EXERCISE REQUIREMENTS =
Wherever the word "Adding" occurs in the lines below, copy the whole line.

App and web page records
━━━━━━━━━━━━━━━━━━━━
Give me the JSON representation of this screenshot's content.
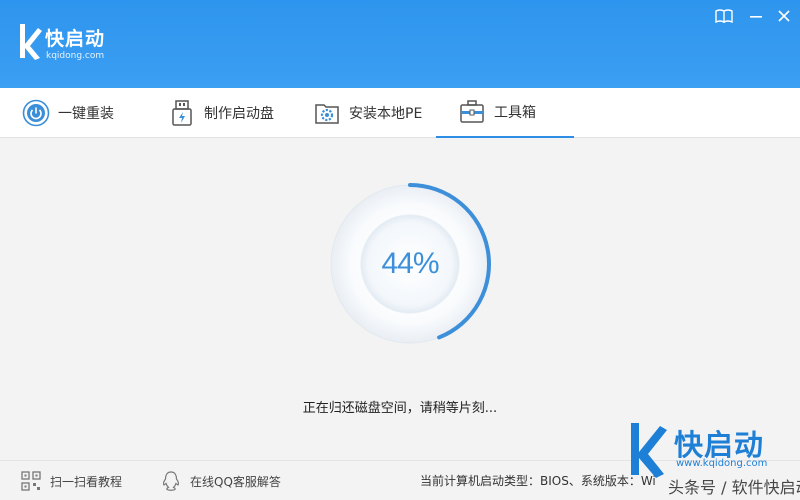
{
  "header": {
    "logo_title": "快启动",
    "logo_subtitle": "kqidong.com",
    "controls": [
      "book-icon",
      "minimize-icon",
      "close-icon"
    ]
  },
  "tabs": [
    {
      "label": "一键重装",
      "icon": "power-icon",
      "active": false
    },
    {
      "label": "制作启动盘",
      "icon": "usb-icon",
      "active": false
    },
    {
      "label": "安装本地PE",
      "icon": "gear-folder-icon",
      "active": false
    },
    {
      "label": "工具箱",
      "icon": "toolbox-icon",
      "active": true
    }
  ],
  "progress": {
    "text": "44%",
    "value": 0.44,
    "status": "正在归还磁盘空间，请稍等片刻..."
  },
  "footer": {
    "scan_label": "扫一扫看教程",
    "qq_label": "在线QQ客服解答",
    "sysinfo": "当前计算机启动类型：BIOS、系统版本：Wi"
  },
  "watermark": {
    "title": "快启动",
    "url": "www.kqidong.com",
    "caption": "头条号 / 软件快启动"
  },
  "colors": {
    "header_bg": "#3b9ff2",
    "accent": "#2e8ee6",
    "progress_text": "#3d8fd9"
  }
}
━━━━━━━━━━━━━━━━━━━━
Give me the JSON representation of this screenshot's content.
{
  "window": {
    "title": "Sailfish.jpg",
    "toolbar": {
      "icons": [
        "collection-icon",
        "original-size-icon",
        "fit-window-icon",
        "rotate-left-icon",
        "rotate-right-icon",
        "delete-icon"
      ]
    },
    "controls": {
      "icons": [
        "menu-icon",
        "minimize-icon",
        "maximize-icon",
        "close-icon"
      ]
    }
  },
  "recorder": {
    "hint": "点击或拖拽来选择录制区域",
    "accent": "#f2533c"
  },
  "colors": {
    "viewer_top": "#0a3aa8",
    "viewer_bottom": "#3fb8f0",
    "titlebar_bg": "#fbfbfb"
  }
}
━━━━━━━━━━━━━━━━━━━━
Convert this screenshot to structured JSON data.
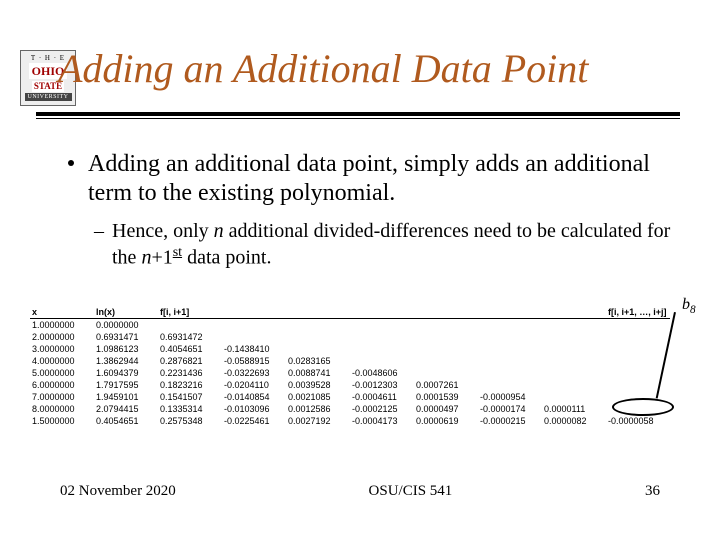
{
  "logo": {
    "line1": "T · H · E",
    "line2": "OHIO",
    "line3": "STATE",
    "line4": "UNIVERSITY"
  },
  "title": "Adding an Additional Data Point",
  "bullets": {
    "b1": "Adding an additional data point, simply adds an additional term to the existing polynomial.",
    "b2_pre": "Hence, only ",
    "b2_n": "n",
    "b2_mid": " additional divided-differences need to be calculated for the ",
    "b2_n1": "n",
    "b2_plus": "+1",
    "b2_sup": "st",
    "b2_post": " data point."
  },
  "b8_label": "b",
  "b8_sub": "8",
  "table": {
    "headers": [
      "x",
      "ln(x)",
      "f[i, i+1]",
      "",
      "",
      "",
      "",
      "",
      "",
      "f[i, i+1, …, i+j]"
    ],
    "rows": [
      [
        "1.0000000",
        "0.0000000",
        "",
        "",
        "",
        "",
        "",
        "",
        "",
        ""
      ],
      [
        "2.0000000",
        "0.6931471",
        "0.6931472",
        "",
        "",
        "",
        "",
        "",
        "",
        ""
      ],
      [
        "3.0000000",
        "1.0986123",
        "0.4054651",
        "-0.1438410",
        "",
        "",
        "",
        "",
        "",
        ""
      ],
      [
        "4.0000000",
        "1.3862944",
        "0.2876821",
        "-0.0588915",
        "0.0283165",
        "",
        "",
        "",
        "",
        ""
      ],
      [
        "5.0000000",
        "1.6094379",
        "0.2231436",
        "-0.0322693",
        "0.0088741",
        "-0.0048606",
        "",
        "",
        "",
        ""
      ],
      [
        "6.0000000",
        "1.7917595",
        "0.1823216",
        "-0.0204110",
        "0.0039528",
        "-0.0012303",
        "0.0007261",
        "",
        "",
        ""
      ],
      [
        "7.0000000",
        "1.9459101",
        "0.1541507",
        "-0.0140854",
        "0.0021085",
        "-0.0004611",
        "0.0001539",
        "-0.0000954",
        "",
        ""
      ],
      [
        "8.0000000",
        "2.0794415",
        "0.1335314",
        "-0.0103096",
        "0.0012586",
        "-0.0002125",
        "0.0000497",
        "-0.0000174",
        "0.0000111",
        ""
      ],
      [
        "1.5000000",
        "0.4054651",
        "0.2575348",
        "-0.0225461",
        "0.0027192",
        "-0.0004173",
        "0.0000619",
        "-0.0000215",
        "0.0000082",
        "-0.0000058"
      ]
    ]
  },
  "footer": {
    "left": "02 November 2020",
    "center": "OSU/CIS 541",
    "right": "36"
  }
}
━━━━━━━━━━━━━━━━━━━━
WRITTEN RESPONSE =
  "title": "Adding an Additional Data Point",
    "b1": "Adding an additional data point, simply adds an additional term to the existing polynomial.",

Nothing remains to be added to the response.